WILLY: Loves me. (Wonderingly.) Always loved me. Isn’t that a remarkable thing? Ben, he’ll worship me for it!
BEN (with promise): It’s dark there, but full of diamonds. WILLY: Can you imagine that magnificence with twenty thousand
dollars in his pocket?
LINDA (calling from her room): Willy! Come up!
WILLY (calling into the kitchen): Yes! Yes. Coming! It’s very smart, you realize that, don’t you, sweetheart? Even Ben sees it. I gotta go, baby. ‘By! ‘By! (Going over to Ben, almost dancing.) Imagine? When the mail comes he’ll be ahead of Bernard again!
BEN: A perfect proposition all around.
WILLY: Did you see how he cried to me? Oh, if I could kiss him, Ben!
BEN: Time, William, time!
WILLY: Oh, Ben, I always knew one way or another we were gonna make it, Biff and I!
BEN (looking at his watch): The boat. We’ll be late. (He moves
slowly off into the darkness.)
WILLY (elegiacally, turning to the house): Now when you kick off, boy, I want a seventy-yard boot, and get right down the field under the ball, and when you hit, hit low and hit hard, because it’s important, boy. (He swings around and faces the audience.)
There’s all kinds of important people in the stands, and the
first thing you know... (Suddenly realizing he is alone.) Ben! Ben, where do I... ? (He makes a sudden movement of search.) Ben, how do I... ?
LINDA (calling): Willy, you coming up?
WILLY (uttering a gasp of fear, whirling about as if to quiet her): Sh! (He turns around as if to find his way; sounds, faces, voices, seem to be swarming in upon him and he flicks at them, crying.) Sh! Sh! (Suddenly music, faint and high, stops him. It rises in intensity, almost to an unbearable scream. He goes up and down on his toes, and rushes off around the house.) Shhh! LINDA: Willy?
(There is no answer. Linda waits. Biff gets up off his bed. He is still in his clothes. Happy sits up. Biff stands listening.) LINDA (with real fear): Willy, answer me! Willy!
(There is the sound of a car starting and moving away at full speed.)
BIFF (rushing down the stairs): Pop!

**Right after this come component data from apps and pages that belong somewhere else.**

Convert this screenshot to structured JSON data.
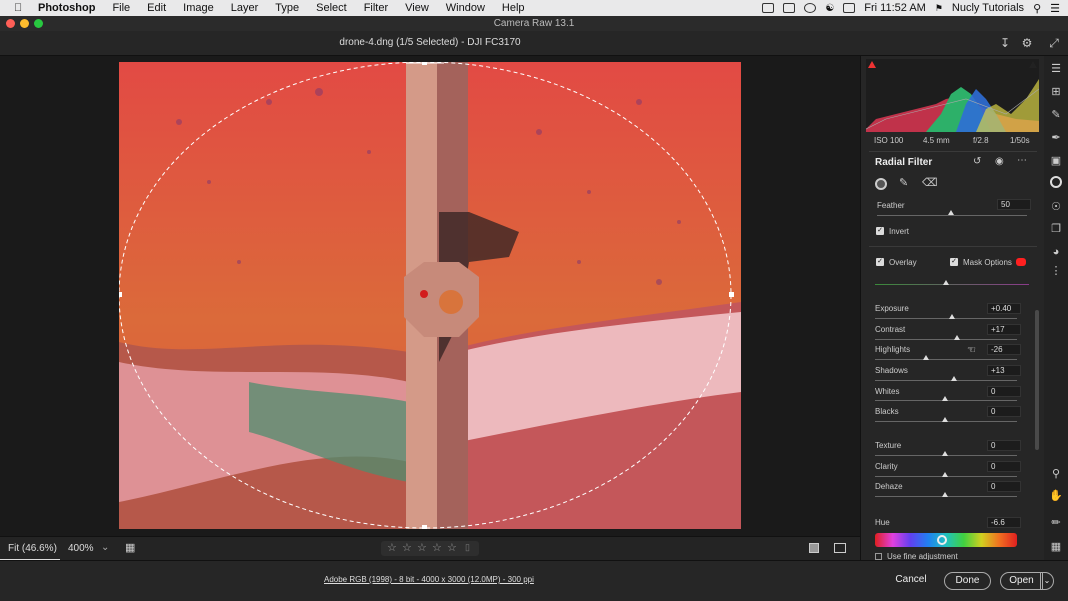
{
  "menubar": {
    "app": "Photoshop",
    "items": [
      "File",
      "Edit",
      "Image",
      "Layer",
      "Type",
      "Select",
      "Filter",
      "View",
      "Window",
      "Help"
    ],
    "clock": "Fri 11:52 AM",
    "user": "Nucly Tutorials"
  },
  "window": {
    "title": "Camera Raw 13.1"
  },
  "toolbar": {
    "document": "drone-4.dng (1/5 Selected)  -  DJI FC3170"
  },
  "canvas": {
    "zoom_fit": "Fit (46.6%)",
    "zoom_value": "400%"
  },
  "exif": {
    "iso": "ISO 100",
    "focal": "4.5 mm",
    "aperture": "f/2.8",
    "shutter": "1/50s"
  },
  "panel": {
    "title": "Radial Filter",
    "feather_label": "Feather",
    "feather_value": "50",
    "invert_label": "Invert",
    "overlay_label": "Overlay",
    "mask_options_label": "Mask Options",
    "mask_color": "#ff2020"
  },
  "adjustments": {
    "exposure": {
      "label": "Exposure",
      "value": "+0.40"
    },
    "contrast": {
      "label": "Contrast",
      "value": "+17"
    },
    "highlights": {
      "label": "Highlights",
      "value": "-26"
    },
    "shadows": {
      "label": "Shadows",
      "value": "+13"
    },
    "whites": {
      "label": "Whites",
      "value": "0"
    },
    "blacks": {
      "label": "Blacks",
      "value": "0"
    },
    "texture": {
      "label": "Texture",
      "value": "0"
    },
    "clarity": {
      "label": "Clarity",
      "value": "0"
    },
    "dehaze": {
      "label": "Dehaze",
      "value": "0"
    },
    "hue": {
      "label": "Hue",
      "value": "-6.6"
    },
    "fine_adjust_label": "Use fine adjustment"
  },
  "footer": {
    "info": "Adobe RGB (1998) - 8 bit - 4000 x 3000 (12.0MP) - 300 ppi",
    "cancel": "Cancel",
    "done": "Done",
    "open": "Open"
  }
}
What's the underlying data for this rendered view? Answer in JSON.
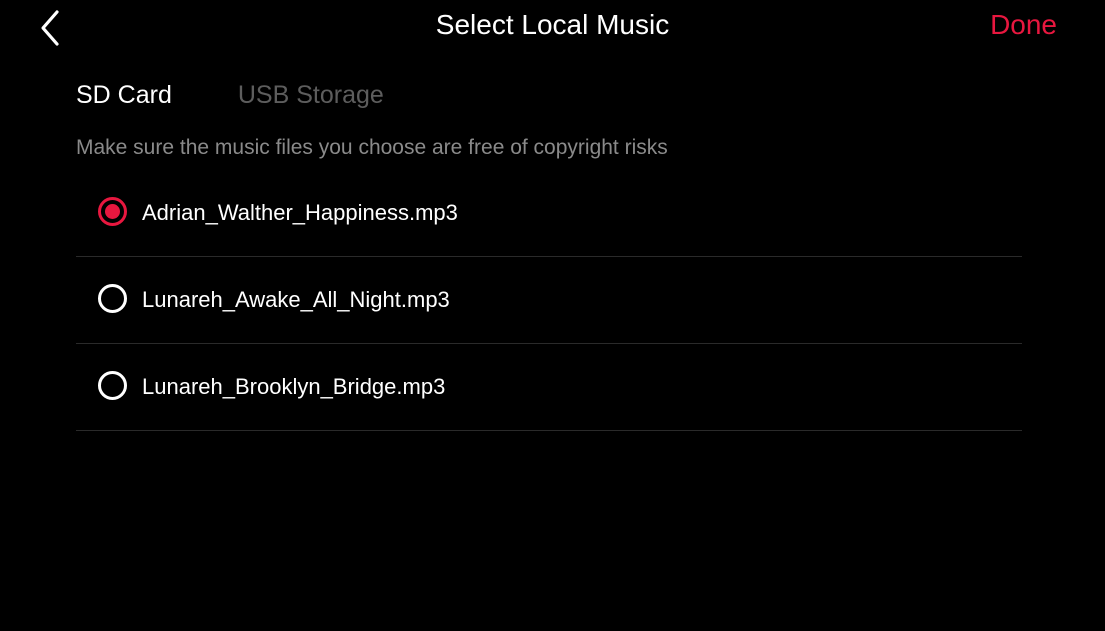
{
  "header": {
    "title": "Select Local Music",
    "done_label": "Done",
    "back_icon": "chevron-left-icon"
  },
  "tabs": [
    {
      "label": "SD Card",
      "active": true
    },
    {
      "label": "USB Storage",
      "active": false
    }
  ],
  "notice": "Make sure the music files you choose are free of copyright risks",
  "files": [
    {
      "name": "Adrian_Walther_Happiness.mp3",
      "selected": true
    },
    {
      "name": "Lunareh_Awake_All_Night.mp3",
      "selected": false
    },
    {
      "name": "Lunareh_Brooklyn_Bridge.mp3",
      "selected": false
    }
  ],
  "colors": {
    "background": "#000000",
    "accent": "#e8173f",
    "text": "#ffffff",
    "muted_text": "#8a8a8a",
    "inactive_tab": "#5d5d5d",
    "divider": "#2a2a2a"
  }
}
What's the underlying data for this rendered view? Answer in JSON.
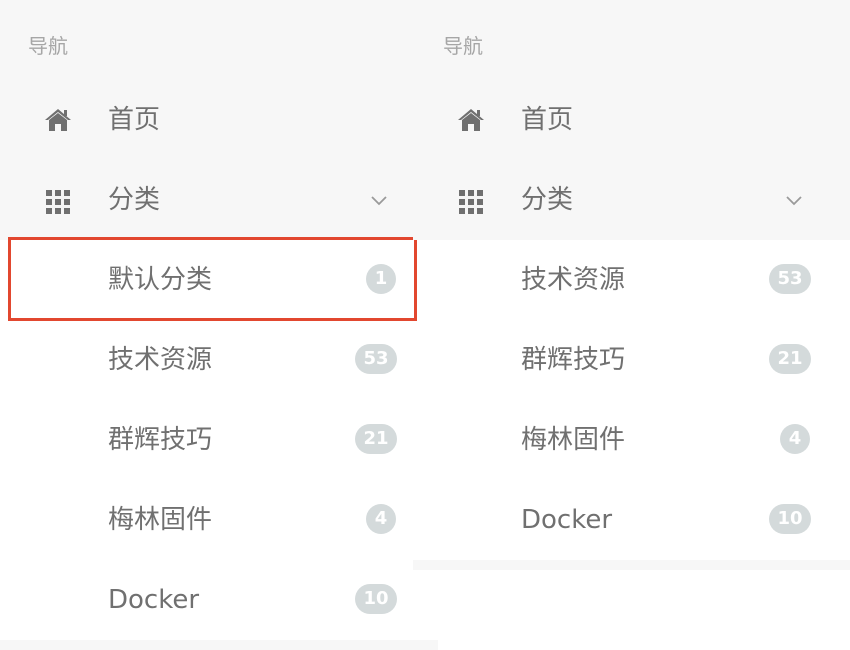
{
  "panels": [
    {
      "section_title": "导航",
      "home_label": "首页",
      "category_label": "分类",
      "subcategories": [
        {
          "label": "默认分类",
          "count": "1"
        },
        {
          "label": "技术资源",
          "count": "53"
        },
        {
          "label": "群辉技巧",
          "count": "21"
        },
        {
          "label": "梅林固件",
          "count": "4"
        },
        {
          "label": "Docker",
          "count": "10"
        }
      ],
      "highlighted_item": "默认分类"
    },
    {
      "section_title": "导航",
      "home_label": "首页",
      "category_label": "分类",
      "subcategories": [
        {
          "label": "技术资源",
          "count": "53"
        },
        {
          "label": "群辉技巧",
          "count": "21"
        },
        {
          "label": "梅林固件",
          "count": "4"
        },
        {
          "label": "Docker",
          "count": "10"
        }
      ]
    }
  ],
  "icons": {
    "home": "home-icon",
    "category": "grid-icon",
    "expand": "chevron-down-icon"
  },
  "colors": {
    "panel_background": "#f7f7f7",
    "badge_background": "#d4dadb",
    "highlight_border": "#e2472f",
    "text": "#707070",
    "section_title": "#a6a6a6"
  }
}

(As the car speeds off, the music crashes down in a frenzy of sound, which becomes the soft pulsation of a single cello string. Biff slowly returns to his bedroom. He and Happy gravely don their jackets. Linda slowly walks out of her room. The music has developed into a dead march. The leaves of day are appearing over everything. Charley and Bernard, somberly dressed, appear and knock on the kitchen door. Biff and Happy slowly descend the stairs to the kitchen as Charley and Bernard enter. All stop a moment when Linda, in clothes of mourning, bearing a little bunch of roses, comes through the draped doorway into the kitchen. She goes to Charley and takes his arm. Now all move toward the audience, through the wall-line of the kitchen. At the limit of the apron, Linda lays down the flowers, kneels, and sits back on her heels. All stare down at the grave.)